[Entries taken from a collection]

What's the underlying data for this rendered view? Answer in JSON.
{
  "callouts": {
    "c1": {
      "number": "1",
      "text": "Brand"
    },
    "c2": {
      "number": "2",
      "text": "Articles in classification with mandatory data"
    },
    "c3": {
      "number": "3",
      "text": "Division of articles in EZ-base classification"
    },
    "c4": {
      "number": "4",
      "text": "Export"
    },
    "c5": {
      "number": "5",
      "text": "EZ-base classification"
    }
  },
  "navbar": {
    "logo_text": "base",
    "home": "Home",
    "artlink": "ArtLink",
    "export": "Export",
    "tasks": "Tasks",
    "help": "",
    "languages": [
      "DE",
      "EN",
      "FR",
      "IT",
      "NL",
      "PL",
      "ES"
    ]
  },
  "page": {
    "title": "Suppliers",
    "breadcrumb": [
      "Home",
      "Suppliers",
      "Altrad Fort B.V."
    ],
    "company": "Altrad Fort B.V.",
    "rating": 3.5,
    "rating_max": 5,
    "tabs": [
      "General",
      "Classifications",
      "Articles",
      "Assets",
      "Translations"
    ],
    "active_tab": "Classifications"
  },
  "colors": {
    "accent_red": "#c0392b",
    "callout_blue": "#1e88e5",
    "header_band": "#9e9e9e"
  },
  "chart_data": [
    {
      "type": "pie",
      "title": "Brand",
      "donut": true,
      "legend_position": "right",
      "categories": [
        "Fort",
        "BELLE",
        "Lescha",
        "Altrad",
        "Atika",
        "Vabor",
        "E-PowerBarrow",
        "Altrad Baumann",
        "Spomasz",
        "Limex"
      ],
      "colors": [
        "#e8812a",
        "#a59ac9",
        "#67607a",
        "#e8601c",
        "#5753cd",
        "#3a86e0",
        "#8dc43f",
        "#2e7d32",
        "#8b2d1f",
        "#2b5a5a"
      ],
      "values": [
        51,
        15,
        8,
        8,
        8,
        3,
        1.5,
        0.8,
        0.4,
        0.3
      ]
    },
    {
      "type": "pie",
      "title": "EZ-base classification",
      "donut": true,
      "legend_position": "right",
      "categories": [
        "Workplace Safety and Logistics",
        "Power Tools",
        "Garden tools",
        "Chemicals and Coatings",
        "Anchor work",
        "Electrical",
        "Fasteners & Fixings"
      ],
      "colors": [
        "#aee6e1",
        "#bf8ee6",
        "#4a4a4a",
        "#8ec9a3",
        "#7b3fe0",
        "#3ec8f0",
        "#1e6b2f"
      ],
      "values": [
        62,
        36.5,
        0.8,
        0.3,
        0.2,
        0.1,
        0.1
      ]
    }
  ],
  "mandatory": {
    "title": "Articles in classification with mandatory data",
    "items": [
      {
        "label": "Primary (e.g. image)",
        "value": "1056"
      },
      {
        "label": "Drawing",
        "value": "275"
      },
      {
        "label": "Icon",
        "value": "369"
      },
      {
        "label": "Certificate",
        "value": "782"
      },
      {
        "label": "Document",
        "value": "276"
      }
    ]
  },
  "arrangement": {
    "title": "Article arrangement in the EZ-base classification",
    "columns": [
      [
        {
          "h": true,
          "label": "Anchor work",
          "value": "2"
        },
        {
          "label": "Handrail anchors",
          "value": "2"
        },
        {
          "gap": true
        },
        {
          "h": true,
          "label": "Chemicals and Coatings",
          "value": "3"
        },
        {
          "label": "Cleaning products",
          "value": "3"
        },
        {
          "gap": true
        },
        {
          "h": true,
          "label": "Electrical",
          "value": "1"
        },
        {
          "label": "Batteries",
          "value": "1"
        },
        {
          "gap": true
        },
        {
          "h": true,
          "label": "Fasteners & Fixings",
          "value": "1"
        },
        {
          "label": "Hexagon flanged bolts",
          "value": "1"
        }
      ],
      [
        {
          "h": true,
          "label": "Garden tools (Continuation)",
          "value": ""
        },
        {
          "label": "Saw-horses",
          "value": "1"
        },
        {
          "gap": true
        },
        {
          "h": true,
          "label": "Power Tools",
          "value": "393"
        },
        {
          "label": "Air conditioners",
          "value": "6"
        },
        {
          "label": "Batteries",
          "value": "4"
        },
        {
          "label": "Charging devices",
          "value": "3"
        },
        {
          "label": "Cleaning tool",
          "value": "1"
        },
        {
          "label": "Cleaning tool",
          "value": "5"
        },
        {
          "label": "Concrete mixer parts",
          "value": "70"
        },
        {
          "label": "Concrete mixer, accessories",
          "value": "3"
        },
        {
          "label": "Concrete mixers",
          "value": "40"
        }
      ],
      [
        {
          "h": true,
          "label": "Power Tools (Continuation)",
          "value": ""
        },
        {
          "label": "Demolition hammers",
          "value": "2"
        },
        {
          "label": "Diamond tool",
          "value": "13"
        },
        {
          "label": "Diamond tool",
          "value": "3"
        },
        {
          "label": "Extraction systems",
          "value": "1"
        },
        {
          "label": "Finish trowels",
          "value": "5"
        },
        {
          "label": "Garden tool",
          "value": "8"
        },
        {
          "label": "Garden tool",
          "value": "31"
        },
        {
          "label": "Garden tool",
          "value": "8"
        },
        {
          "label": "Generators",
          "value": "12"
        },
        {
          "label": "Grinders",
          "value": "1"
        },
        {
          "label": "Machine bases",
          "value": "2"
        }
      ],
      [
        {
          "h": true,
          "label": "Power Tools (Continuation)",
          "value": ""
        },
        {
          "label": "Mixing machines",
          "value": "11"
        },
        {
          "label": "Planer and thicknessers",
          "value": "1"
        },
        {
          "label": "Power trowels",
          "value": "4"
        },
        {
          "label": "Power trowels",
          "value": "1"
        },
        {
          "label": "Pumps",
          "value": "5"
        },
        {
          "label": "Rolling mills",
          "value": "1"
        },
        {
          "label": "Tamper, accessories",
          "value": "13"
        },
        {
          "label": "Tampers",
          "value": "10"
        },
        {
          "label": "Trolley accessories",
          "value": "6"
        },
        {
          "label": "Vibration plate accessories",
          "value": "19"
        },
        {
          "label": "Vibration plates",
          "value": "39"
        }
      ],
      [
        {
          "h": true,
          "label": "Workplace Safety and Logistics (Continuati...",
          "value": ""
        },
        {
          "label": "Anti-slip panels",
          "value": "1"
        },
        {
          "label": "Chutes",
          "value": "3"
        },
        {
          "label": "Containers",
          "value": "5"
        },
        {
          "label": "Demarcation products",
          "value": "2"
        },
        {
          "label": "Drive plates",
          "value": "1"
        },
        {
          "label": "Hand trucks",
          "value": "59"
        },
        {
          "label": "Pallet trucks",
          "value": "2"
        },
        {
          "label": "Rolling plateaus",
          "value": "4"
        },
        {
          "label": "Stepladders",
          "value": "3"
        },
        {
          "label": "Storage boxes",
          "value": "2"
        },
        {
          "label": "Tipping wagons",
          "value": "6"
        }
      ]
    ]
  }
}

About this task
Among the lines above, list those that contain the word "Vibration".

Task response
          "label": "Vibration plate accessories",
          "label": "Vibration plates",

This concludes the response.